YOUR GOAL — Set the data below down again, exactly, with every picture left out.

*** Opening of DATA RECORDS ***

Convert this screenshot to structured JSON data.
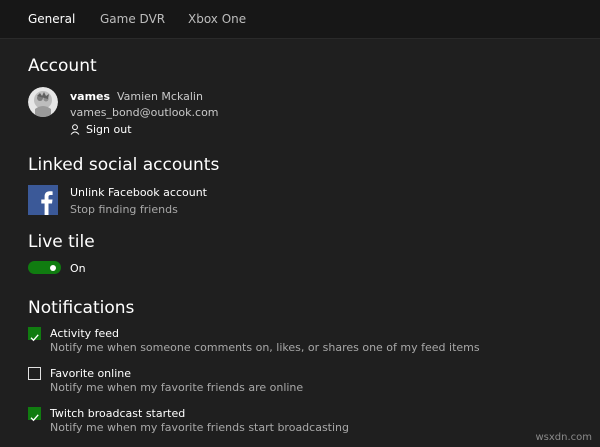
{
  "tabs": [
    {
      "label": "General",
      "active": true
    },
    {
      "label": "Game DVR",
      "active": false
    },
    {
      "label": "Xbox One",
      "active": false
    }
  ],
  "account": {
    "title": "Account",
    "gamertag": "vames",
    "real_name": "Vamien Mckalin",
    "email": "vames_bond@outlook.com",
    "sign_out_label": "Sign out",
    "sign_out_icon": "person-icon"
  },
  "linked": {
    "title": "Linked social accounts",
    "facebook_action": "Unlink Facebook account",
    "facebook_sub": "Stop finding friends",
    "facebook_icon": "facebook-icon"
  },
  "live_tile": {
    "title": "Live tile",
    "state_label": "On",
    "enabled": true
  },
  "notifications": {
    "title": "Notifications",
    "items": [
      {
        "label": "Activity feed",
        "desc": "Notify me when someone comments on, likes, or shares one of my feed items",
        "checked": true
      },
      {
        "label": "Favorite online",
        "desc": "Notify me when my favorite friends are online",
        "checked": false
      },
      {
        "label": "Twitch broadcast started",
        "desc": "Notify me when my favorite friends start broadcasting",
        "checked": true
      }
    ]
  },
  "watermark": "wsxdn.com",
  "colors": {
    "accent": "#107c10",
    "background": "#1f1f1f",
    "facebook": "#3b5998"
  }
}
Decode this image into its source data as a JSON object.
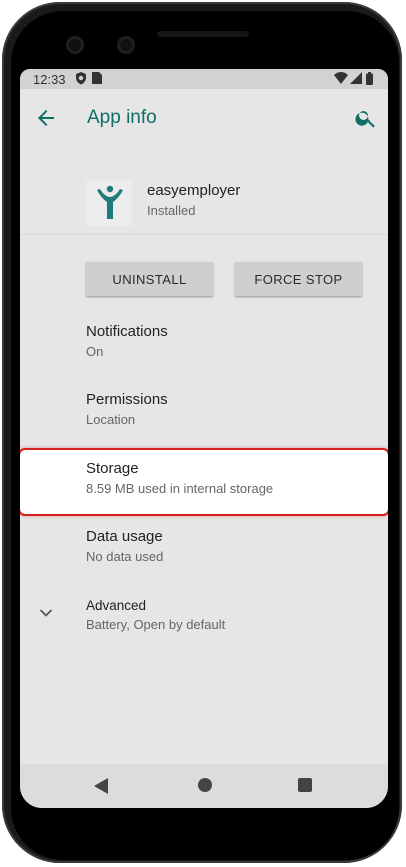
{
  "status_bar": {
    "time": "12:33",
    "icons": [
      "shield-icon",
      "sim-card-icon",
      "wifi-icon",
      "signal-icon",
      "battery-icon"
    ]
  },
  "app_bar": {
    "title": "App info",
    "back_icon": "arrow-left-icon",
    "search_icon": "search-icon"
  },
  "app": {
    "name": "easyemployer",
    "status": "Installed",
    "icon": "easyemployer-logo-icon",
    "accent_color": "#1f7a7a"
  },
  "buttons": {
    "uninstall": "UNINSTALL",
    "force_stop": "FORCE STOP"
  },
  "items": [
    {
      "title": "Notifications",
      "subtitle": "On"
    },
    {
      "title": "Permissions",
      "subtitle": "Location"
    },
    {
      "title": "Storage",
      "subtitle": "8.59 MB used in internal storage",
      "highlighted": true
    },
    {
      "title": "Data usage",
      "subtitle": "No data used"
    },
    {
      "title": "Advanced",
      "subtitle": "Battery, Open by default",
      "icon": "chevron-down-icon"
    }
  ],
  "nav_bar": {
    "back": "back-triangle-icon",
    "home": "home-circle-icon",
    "recents": "recents-square-icon"
  },
  "colors": {
    "title_teal": "#0f6e66",
    "highlight_border": "#d61f1f"
  }
}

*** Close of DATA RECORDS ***

ANSWER BELOW —
Convert this screenshot to structured JSON data.
{
  "tabs": [
    {
      "label": "General",
      "active": true
    },
    {
      "label": "Game DVR",
      "active": false
    },
    {
      "label": "Xbox One",
      "active": false
    }
  ],
  "account": {
    "title": "Account",
    "gamertag": "vames",
    "real_name": "Vamien Mckalin",
    "email": "vames_bond@outlook.com",
    "sign_out_label": "Sign out",
    "sign_out_icon": "person-icon"
  },
  "linked": {
    "title": "Linked social accounts",
    "facebook_action": "Unlink Facebook account",
    "facebook_sub": "Stop finding friends",
    "facebook_icon": "facebook-icon"
  },
  "live_tile": {
    "title": "Live tile",
    "state_label": "On",
    "enabled": true
  },
  "notifications": {
    "title": "Notifications",
    "items": [
      {
        "label": "Activity feed",
        "desc": "Notify me when someone comments on, likes, or shares one of my feed items",
        "checked": true
      },
      {
        "label": "Favorite online",
        "desc": "Notify me when my favorite friends are online",
        "checked": false
      },
      {
        "label": "Twitch broadcast started",
        "desc": "Notify me when my favorite friends start broadcasting",
        "checked": true
      }
    ]
  },
  "watermark": "wsxdn.com",
  "colors": {
    "accent": "#107c10",
    "background": "#1f1f1f",
    "facebook": "#3b5998"
  }
}
Decode this image into its source data as a JSON object.
{
  "status_bar": {
    "time": "12:33",
    "icons": [
      "shield-icon",
      "sim-card-icon",
      "wifi-icon",
      "signal-icon",
      "battery-icon"
    ]
  },
  "app_bar": {
    "title": "App info",
    "back_icon": "arrow-left-icon",
    "search_icon": "search-icon"
  },
  "app": {
    "name": "easyemployer",
    "status": "Installed",
    "icon": "easyemployer-logo-icon",
    "accent_color": "#1f7a7a"
  },
  "buttons": {
    "uninstall": "UNINSTALL",
    "force_stop": "FORCE STOP"
  },
  "items": [
    {
      "title": "Notifications",
      "subtitle": "On"
    },
    {
      "title": "Permissions",
      "subtitle": "Location"
    },
    {
      "title": "Storage",
      "subtitle": "8.59 MB used in internal storage",
      "highlighted": true
    },
    {
      "title": "Data usage",
      "subtitle": "No data used"
    },
    {
      "title": "Advanced",
      "subtitle": "Battery, Open by default",
      "icon": "chevron-down-icon"
    }
  ],
  "nav_bar": {
    "back": "back-triangle-icon",
    "home": "home-circle-icon",
    "recents": "recents-square-icon"
  },
  "colors": {
    "title_teal": "#0f6e66",
    "highlight_border": "#d61f1f"
  }
}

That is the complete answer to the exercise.